Colonial Discourse and the Suffering of Indian American Children Book Cover.webp

In this book, we analyze the psycho-social consequences faced by Indian American children after exposure to the school textbook discourse on Hinduism and ancient India. We demonstrate that there is an intimate connection—an almost exact correspondence—between James Mill’s colonial-racist discourse (Mill was the head of the British East India Company) and the current school textbook discourse. This racist discourse, camouflaged under the cover of political correctness, produces the same psychological impacts on Indian American children that racism typically causes: shame, inferiority, embarrassment, identity confusion, assimilation, and a phenomenon akin to racelessness, where children dissociate from the traditions and culture of their ancestors.
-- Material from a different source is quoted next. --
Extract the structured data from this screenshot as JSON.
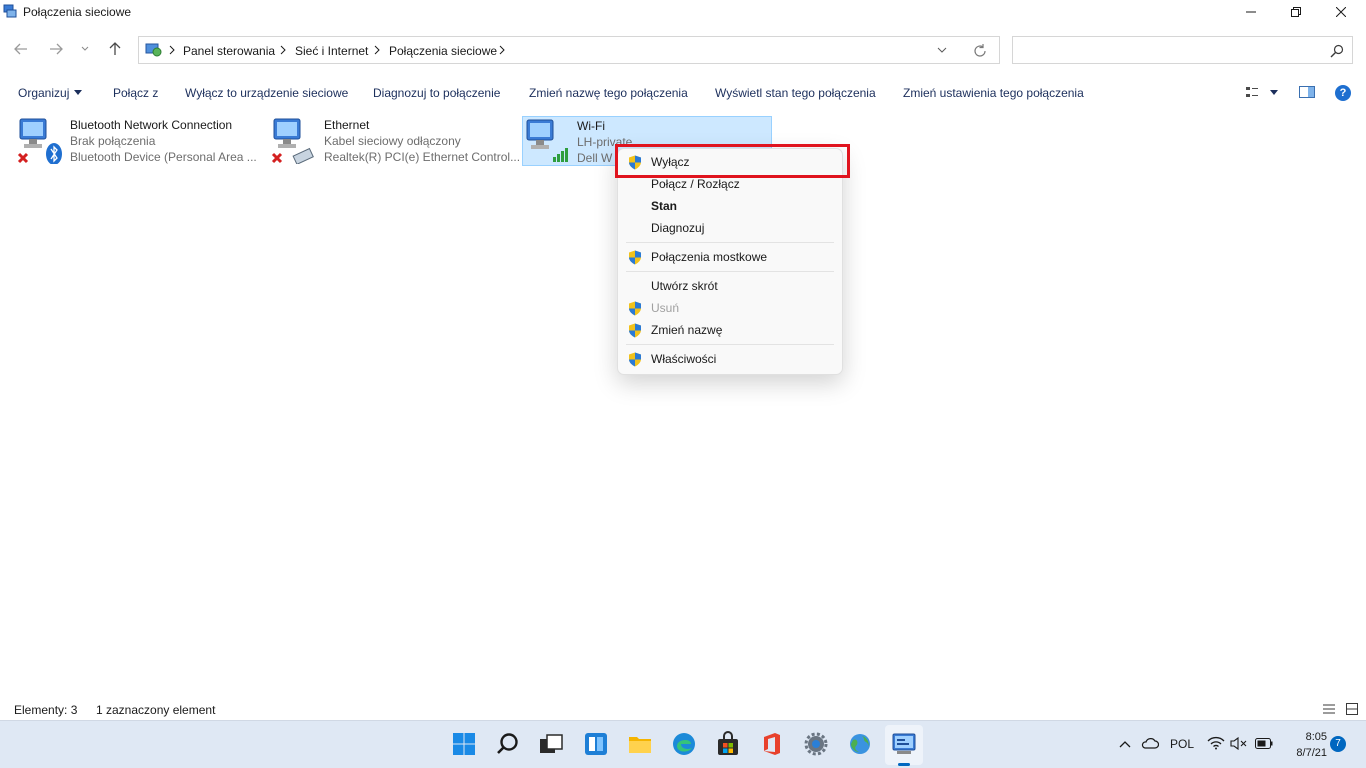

This book is the result of four years of rigorous research and academic peer-review, reflecting our ongoing commitment at Hindupedia to challenge the representation of Hindu Dharma within academia.


From Hindupedia, the Hindu Encyclopedia

By Swami Harshananda

Sāmānyatodṛsṭa literally means ‘seen in a general way’.

Anumāna or inference is an important pramāṇa or means of knowledge recognized by almost all the systems of religious philosophy. The Nyāyadarśana of Gautama[1] has further categorized anumāna into three varieties:

  1. Purvavat - It means as seen earlier. It's inference that in which we infer an unperceived effect from a perceived cause as in the case of inferring future rain from the appearance of dark heavy clouds in the sky.
  2. Śeṣavat - It means from the seen effect to the unseen cause. It infers that the unperceived cause is inferred from a perceived effect as in the case of inferring of past rain by seeing the swift muddy currents in the river now.
  3. Sāmānyatodṛṣṭa - In this there is no direct cause and effect relationship as between fire and smoke. The inference is drawn from the universal experience regarding such an incident. For instance, if there is a change of place, there must have been a movement as known from our common experience. Similarly when we see the moon in different positions at long intervals, we infer that it moves, though the actual movement itself is not easily or clearly perceivable.[2]


  1. He lived in 550 B. C.
  2. Nyāyasutras 1.1.5
  • The Concise Encyclopedia of Hinduism, Swami Harshananda, Ram Krishna Math, Bangalore

Contributors to this article

Explore Other Articles